Lopez was the author of Arctic Dreams: Imagination and Desire in a Northern Landscape, for which he received the National Book Award in 1986; Of Wolves and Men, a National Book Award finalist in 1978, which was awarded the John Burroughs and Christopher medals; and eight works of fiction, including Light Action in the Caribbean, Field Notes, and Resistance. His essays are collected in two books, Crossing Open Ground and About This Life. He contributed regularly to Harper’s, Granta, The Georgia Review, Orion, Outside, The Paris Review, Manoa, and other publications in the United States and abroad. His most recent books were Home Ground: Language for an American Landscape (2006), a reader’s dictionary of regional landscape terms, which he edited with Debra Gwartney; Outside (2015), a collection of six stories with engravings by Barry Moser; and Horizon (2019).

In his nonfiction, Lopez wrote often about the relationship between the physical landscape and human culture. In his fiction, he frequently addressed issues of intimacy, ethics, and identity. Lopez, who was active as a landscape photographer prior to 1981, maintained close ties with a diverse community of artists.

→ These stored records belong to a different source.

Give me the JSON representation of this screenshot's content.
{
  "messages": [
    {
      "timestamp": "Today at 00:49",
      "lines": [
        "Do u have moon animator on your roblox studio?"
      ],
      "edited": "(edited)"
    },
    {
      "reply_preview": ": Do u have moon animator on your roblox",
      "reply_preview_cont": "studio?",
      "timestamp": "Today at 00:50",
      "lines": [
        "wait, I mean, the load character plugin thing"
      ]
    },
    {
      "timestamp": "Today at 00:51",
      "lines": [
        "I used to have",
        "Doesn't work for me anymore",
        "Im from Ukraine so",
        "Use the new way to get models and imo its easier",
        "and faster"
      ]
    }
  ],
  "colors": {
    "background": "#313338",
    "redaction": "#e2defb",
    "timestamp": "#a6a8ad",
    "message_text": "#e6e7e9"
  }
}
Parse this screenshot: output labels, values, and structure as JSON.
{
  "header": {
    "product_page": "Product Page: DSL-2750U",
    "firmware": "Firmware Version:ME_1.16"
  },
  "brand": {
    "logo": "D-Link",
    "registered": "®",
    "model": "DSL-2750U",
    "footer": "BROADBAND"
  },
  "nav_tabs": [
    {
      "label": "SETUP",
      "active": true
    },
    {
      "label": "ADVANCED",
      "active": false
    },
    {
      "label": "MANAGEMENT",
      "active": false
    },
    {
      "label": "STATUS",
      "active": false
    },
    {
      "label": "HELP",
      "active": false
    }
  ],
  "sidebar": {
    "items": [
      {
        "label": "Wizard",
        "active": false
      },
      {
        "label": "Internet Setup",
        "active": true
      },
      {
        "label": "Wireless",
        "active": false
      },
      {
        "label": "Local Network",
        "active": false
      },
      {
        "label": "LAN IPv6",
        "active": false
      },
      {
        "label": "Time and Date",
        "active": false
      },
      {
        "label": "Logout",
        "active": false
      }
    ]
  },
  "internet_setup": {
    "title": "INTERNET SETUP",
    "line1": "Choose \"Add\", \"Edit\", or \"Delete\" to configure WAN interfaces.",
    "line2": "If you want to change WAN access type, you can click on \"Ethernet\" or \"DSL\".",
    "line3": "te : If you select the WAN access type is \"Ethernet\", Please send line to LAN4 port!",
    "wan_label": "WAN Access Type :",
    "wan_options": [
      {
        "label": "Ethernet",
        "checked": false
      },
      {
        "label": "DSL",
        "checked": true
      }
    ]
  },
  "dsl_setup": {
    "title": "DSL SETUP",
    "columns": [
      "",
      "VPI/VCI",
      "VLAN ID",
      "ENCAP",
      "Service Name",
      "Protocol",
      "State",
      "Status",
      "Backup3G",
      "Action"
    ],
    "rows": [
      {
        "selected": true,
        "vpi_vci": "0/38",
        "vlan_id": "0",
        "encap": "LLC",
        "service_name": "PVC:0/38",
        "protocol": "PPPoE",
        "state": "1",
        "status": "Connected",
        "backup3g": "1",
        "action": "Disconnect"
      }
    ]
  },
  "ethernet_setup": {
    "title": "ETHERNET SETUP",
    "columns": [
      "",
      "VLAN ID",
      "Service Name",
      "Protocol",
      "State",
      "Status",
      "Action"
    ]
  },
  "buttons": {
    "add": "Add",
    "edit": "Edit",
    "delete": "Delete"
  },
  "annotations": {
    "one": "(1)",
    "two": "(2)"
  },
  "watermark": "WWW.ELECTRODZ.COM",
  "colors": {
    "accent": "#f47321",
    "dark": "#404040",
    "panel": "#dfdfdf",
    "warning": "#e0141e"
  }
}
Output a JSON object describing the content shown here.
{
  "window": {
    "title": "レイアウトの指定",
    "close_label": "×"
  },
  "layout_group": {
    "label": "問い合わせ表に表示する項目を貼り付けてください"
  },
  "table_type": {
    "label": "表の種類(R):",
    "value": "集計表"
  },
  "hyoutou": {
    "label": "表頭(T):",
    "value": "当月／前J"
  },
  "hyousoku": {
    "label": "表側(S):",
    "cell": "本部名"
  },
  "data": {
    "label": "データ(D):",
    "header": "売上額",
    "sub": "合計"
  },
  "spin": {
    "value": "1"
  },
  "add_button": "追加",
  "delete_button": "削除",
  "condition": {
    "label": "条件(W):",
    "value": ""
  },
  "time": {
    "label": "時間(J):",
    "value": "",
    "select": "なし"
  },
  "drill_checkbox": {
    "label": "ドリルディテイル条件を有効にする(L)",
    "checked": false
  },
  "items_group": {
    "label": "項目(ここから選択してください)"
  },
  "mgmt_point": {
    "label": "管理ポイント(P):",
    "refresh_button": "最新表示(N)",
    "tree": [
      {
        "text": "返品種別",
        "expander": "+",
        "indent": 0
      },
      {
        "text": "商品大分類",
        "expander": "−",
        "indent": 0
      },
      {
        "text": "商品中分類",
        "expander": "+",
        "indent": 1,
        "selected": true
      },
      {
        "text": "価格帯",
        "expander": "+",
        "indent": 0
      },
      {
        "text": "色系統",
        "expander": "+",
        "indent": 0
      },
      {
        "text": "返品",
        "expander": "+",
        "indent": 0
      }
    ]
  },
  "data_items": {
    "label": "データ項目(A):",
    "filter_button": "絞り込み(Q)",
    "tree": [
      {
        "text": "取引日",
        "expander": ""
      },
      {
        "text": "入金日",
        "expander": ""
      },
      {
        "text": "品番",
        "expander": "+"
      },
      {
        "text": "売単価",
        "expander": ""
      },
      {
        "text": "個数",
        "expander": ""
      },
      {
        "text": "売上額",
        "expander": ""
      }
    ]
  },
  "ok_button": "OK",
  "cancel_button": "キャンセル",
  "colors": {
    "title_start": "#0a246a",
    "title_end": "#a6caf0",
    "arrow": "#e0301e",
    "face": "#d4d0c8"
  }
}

He collaborated with the composer John Luther Adams on several theater and concert productions, spoke at exhibitions of the work of sculptor Michael Singer and photographer Robert Adams, and wrote about artists Alan Magee, Lillian Pitt, and Rick Bartow, and potter Richard Rowland. Fine press limited editions he collaborated on include Apologia and The Letters of Heaven, both with artist Robin Eschner; The Mappist and Anotaciones, with book artist Charles Hobson, and Six Thousand Lessons with designer Sandy Tilcock. 

Lopez was a recipient of the Award in Literature from the American Academy of Arts and Letters; the John Hay Medal; Guggenheim, Lannan, and National Science Foundation fellowships; Pushcart Prizes in fiction and nonfiction; the St. Francis of Assisi Award from DePaul University; the Denise Levertov Award from Image magazine; and honors from the Academy of Television Arts and Sciences, the Association of American Geographers, the New York Public Library, The Nature Conservancy, and the American Society of Magazine Editors. In 2002, Lopez was elected a Fellow of The Explorers Club, and in 2020, he was awarded The Sun Valley Writers’ Conference inaugural Writer in the World Prize in recognition of his singular voice in the landscape of English literature.

In 2001, Texas Tech University in Lubbock, Texas, acquired Lopez’s papers as part of the foundation of The Sowell Family Collection in Literature, Community, and the Natural World. Lopez and Harvard University biologist Edward O. Wilson worked together to design TTU’s Environment and the Humanities degree program, and in 2003, Lopez was appointed the university’s first Visiting Distinguished Scholar.